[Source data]
━━━━━━━━━━━━━━━━

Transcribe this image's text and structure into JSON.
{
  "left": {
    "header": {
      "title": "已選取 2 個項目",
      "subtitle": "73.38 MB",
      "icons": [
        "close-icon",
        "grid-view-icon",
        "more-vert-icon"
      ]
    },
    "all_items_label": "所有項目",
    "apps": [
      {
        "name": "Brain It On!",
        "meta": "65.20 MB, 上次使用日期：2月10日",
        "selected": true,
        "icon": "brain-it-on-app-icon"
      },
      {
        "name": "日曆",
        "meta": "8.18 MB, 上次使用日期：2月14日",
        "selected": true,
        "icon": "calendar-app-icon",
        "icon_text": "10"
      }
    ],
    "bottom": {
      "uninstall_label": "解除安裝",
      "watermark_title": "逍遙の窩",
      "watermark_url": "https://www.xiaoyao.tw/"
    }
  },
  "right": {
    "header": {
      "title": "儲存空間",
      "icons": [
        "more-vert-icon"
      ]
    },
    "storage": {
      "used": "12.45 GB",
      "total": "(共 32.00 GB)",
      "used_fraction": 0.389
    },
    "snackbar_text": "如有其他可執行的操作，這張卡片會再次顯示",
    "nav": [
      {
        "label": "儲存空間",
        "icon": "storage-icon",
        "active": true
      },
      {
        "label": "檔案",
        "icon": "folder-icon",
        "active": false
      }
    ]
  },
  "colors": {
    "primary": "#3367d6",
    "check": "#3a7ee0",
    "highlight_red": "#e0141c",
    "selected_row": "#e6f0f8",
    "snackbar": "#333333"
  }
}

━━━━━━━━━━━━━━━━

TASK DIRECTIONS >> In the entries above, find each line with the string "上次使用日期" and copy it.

ANSWER FOR THIS EXERCISE >>
        "meta": "65.20 MB, 上次使用日期：2月10日",
        "meta": "8.18 MB, 上次使用日期：2月14日",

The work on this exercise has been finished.